The words of Christ simply have no precedence: “At that time Jesus declared, ‘I thank you, Father, Lord of heaven and earth . . .’” (Matt. 11:25). As New Testament scholar Joachim Jeremias says, “We can say quite deliberately that there is no analogy at all in the whole literature of Jewish prayer for God being addressed as Abba. This assertion applies not only to fixed liturgical prayer, but also to free prayer, of which many examples have been handed down to us in Talmudic literature.”
Thus, Jesus revolutionized prayer in a way that did justice to the radical nature of his ministry. With no previous examples of faithful Jews addressing God as “Father” in prayer, the supremely faithful Jew referred to God as “Father” almost exclusively in his recorded prayers. There must have been a very good reason for this development.
The Aramaic word abba refers to a father-child relationship. Before Christ’s time, Aramaic-speaking children would learn to refer to their parents as abba and imma. During Christ’s life, not only small children but also grown children would refer to their fathers as abba. Yet, to address God as abba would have been deemed disrespectful by Jews. What our Lord did was new and, as I said, revolutionary in how to approach God. If Jesus were not who he was, we would have grounds for joining with the Jews in accusing him of blasphemy: “This was why the Jews were seeking all the more to kill him, because not only was he breaking the Sabbath, but he was even calling God his own Father, making himself equal with God” (John 5:18).
Consider that because of the uniqueness of the eternal relationship between persons of the Trinity, Christ addressed God as Father in practically all circumstances, even the most dire:
“‘My Father, if it be possible, let this cup pass from me; nevertheless, not as I will, but as you will’” (Matt. 26:39).
This bold request from the incarnate Christ found its impetus in the infinite intimacy with which he related to the Father from eternity.
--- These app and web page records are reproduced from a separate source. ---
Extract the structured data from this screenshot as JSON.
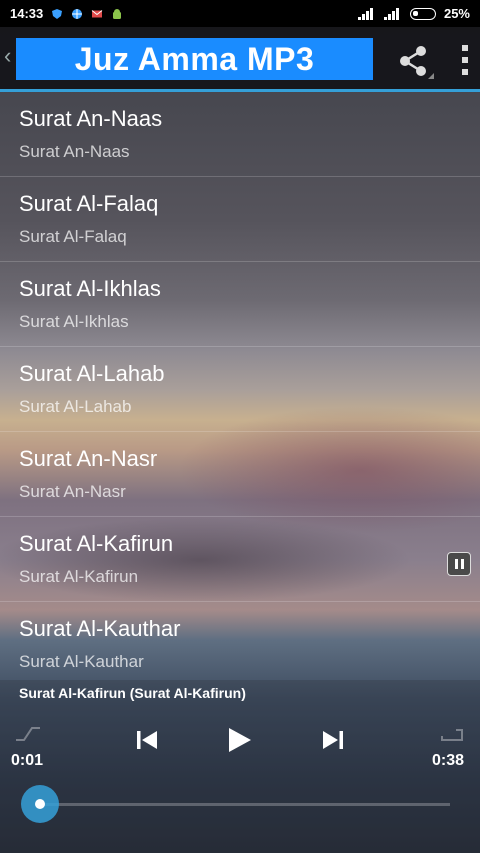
{
  "status": {
    "time": "14:33",
    "battery": "25%"
  },
  "header": {
    "back_glyph": "‹",
    "title": "Juz Amma MP3",
    "share_icon": "share-icon",
    "menu_icon": "overflow-menu-icon"
  },
  "list": {
    "items": [
      {
        "title": "Surat An-Naas",
        "subtitle": "Surat An-Naas"
      },
      {
        "title": "Surat Al-Falaq",
        "subtitle": "Surat Al-Falaq"
      },
      {
        "title": "Surat Al-Ikhlas",
        "subtitle": "Surat Al-Ikhlas"
      },
      {
        "title": "Surat Al-Lahab",
        "subtitle": "Surat Al-Lahab"
      },
      {
        "title": "Surat An-Nasr",
        "subtitle": "Surat An-Nasr"
      },
      {
        "title": "Surat Al-Kafirun",
        "subtitle": "Surat Al-Kafirun"
      },
      {
        "title": "Surat Al-Kauthar",
        "subtitle": "Surat Al-Kauthar"
      }
    ]
  },
  "player": {
    "now_playing": "Surat Al-Kafirun (Surat Al-Kafirun)",
    "elapsed": "0:01",
    "duration": "0:38",
    "progress_fraction": 0.03,
    "accent": "#35a0d8"
  },
  "colors": {
    "title_bg": "#1a8cff",
    "accent": "#35a0d8"
  }
}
At the same time, the arrival of the Son in the flesh provided a new way of relating to God. Prayer became a deeply intimate conversation between God the Father and his people because of Christ’s person and work in bringing us to such a place.
In conclusion, Jesus prayed to God because God infused him with a spirit of prayer and also because of who Christ is in relation to his Father, namely, the Son of God. His identity, coupled with God’s own desire to commune with his Son, explain why Jesus needed to pray. There are other reasons, too, but these are crucial to understanding the prayers of our Lord.